## WHAT IS EXPECTED:
The answer must be every line of the records below that holds the word "impieghi".

#### DATA SECTION

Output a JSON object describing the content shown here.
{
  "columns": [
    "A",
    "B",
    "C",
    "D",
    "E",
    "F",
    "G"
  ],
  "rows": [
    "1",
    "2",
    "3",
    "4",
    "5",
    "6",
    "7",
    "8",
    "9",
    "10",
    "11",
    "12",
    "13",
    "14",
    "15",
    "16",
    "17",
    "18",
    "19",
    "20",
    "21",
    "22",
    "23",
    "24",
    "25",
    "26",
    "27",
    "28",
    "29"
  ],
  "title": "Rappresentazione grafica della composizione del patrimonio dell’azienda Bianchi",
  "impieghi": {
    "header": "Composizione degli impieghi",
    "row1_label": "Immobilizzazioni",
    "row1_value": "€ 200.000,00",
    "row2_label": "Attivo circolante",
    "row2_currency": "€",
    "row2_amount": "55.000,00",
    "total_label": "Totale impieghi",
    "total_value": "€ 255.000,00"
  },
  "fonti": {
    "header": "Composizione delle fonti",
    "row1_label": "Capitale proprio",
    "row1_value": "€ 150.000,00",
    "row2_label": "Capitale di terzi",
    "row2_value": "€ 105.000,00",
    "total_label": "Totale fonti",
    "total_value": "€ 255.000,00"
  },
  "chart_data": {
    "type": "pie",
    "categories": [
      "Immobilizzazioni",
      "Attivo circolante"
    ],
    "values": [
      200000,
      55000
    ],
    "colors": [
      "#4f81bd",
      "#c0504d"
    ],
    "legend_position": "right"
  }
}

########

## ANSWER TO THIS EXERCISE:
  "impieghi": {
    "header": "Composizione degli impieghi",
    "total_label": "Totale impieghi",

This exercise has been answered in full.